The World Bank will back a $300 million floating liquefied natural gas (LNG) plant in Colombia, international media reported on Tuesday.
A branch of the World Bank, the International Finance Corp. (IFC) will take charge of a $240 million debt financing project with aims to build the world’s first floating liquefaction plant in Colombia, financial news agency Bloomberg reported.
The news follows on the heels of the announcement in April by Pacific Rubiales, Colombia’s most prominent private oil producer, of plans to build an 84 km pipeline in Colombia that will feed to the new LNG plant. Pacific Rubiales is also discussing a contract to supply Russia’s Gazprom from the plant for five years starting in 2015, according to Reuters.
The IFC is financing the Colombian plant as part of a $2 billion investment in energy projects in Central America and the Caribbean basin over the next year, IFC global head of oil and gas Lance Crist explained according to Bloomberg.

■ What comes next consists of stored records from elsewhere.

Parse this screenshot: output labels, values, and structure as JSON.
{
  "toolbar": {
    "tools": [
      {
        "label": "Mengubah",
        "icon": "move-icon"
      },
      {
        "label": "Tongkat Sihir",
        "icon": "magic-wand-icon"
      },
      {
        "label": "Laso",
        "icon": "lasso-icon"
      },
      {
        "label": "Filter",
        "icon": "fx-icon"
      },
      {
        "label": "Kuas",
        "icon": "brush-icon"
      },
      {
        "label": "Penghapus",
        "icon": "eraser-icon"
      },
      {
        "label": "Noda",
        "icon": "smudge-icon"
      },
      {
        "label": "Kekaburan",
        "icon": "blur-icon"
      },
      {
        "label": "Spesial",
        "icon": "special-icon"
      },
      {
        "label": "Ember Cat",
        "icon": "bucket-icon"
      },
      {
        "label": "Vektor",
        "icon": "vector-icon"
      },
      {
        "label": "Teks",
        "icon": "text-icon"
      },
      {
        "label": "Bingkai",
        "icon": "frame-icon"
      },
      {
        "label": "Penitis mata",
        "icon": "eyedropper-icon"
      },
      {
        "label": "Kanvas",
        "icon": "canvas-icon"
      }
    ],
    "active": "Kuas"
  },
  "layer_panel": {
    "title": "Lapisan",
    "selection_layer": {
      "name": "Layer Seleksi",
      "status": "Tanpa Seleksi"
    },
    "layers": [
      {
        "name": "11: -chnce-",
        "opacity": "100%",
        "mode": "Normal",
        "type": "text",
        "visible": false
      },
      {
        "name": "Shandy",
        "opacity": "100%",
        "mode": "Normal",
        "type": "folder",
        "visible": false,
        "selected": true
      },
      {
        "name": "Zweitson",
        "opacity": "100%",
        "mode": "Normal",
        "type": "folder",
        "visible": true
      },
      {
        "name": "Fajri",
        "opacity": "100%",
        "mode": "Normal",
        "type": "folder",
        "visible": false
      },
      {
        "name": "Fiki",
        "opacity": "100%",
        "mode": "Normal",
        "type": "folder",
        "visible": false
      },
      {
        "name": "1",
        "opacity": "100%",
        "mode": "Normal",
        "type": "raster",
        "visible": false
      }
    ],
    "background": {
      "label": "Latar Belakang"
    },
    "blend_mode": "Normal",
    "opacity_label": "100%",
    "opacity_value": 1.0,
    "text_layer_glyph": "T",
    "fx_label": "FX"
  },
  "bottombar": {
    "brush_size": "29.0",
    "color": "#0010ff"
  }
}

The total project cost is estimated around $305 million, “to be financed with up to 80% debt and the balance with equity,” according to a statement of the proposed investment by the IFC. The IFC will loan $75 million for the LNG plant, with the remaining $107 million coming from various lenders who are currently in the transaction process.
Over the next year, the IFC is likely to fund a minimum of $500 million to continue funding the project, with additional financing resulting from other partners, Bloomberg reported.
Pacific Rubiales will collaborate with Belgium’s Exmar NV (EXM) in the operations of the plant.
EXM is a Belgium-based shipping and engineering company, which operates a number of gas carriers and offshore gas industry assets according to the IFC statement. Their market capitalization is listed around US $967 million according to the NYSE Euronext.
The liquefaction and storage unit (FLSU) will have a liquefacation capacity of 72 million standard cubic feet per day, producing produce 500,000 metric tons of LNG a year, according to the IFC statement.
The floating project will be located two and a half miles offshore of Tolu, located on the Colombian Caribbean coast near the port of Covenas. Gas taken from the onshore La Creciente gas field located 60 miles away will be liquefied in the plant.
The plant has an operational start date of mid-next year, Crist. The gas will initially be exported to international markets, with the hope of moving to markets in Central American and the Caribbean once LNG import facilities have been established, the IFC statement reported.
“The beauty of this is that it will basically enable Colombia to take advantage of some of its stranded gas and supply it to regional markets,” he said. “In the near term, they will be selling gas to the international market, but now that this kind of supply is available, you will start to see regasification units being built in the Caribbean.”
The plant is currently being built in China, and will be transported to Colombia next year, Bloomberg reported.
Gas will travel to the plant via Pacific Rubiales’s new onshore pipeline that will have a capacity of 100 million cubic feet per day. The pipeline will cost between $150 million and $200 million, according to Reuters.
LNG booming in Latin America; Colombia in strategic position
The LNG market is booming in Latin America. In a statement from Pacific Rubiales in April, the company highlighted Colombia’s abundant and important natural gas resources in particular. “Colombia has sufficient natural gas reserves for the medium term and enormous potential in the long term.”
Global demand for LNG last year was 230.7 million tons, according to Bloomberg. Colombia’s largest private oil producer Pacific Rubiales counts an average output of 129,386 barrels per day, Reuters reported.
Official projections show Latin America consuming 28.9 tons of LNG by 2025, double the 13.3 million slated for this year, Bloomberg reported according to a forecast by Sanford C. Bernstein.
The use of LNG has increased as the cost and environmental impact of heavier fuels comes into play. “The project promotes use of natural gas, which helps towards lowering greenhouse gas emissions,” the IFC statement said.
However, the environmental angle is not the only one that excites potential suppliers, as the new small-scale, floating LNG plant model set to land in Colombia is an example of a new “market niche” that organizations such as the IFC have high hopes for. “The small scale and mobile nature of such facilities also opens up new opportunities to monetize stranded gas reserves that otherwise would have been uneconomic to develop due to (small) size or (remote) distance to market,” the IFC report stated.
The growth of the small-scale market is distancing itself from the old model of the long-term supplier-receiver contract, presenting a fresh development that would simplify marketing LNG cargo, according to Eduardo Lima, senior VP of project development for Pacific Rubiales as quoted in Latin American business newsource BNamericas.
- World Bank Funds Colombia LNG Plant Amid Regional Boom (Bloomberg News)
- Pacific Rubiales building Colombia LNG pipeline, will supply Gazprom (Reuters)
- Summary of Proposed Investment (IFC official website)
- LNG expected to drive Colombia gas development (BNamericas)
- Exmar Floating Liquefaction Regasification and Storage Unit (Bv.com)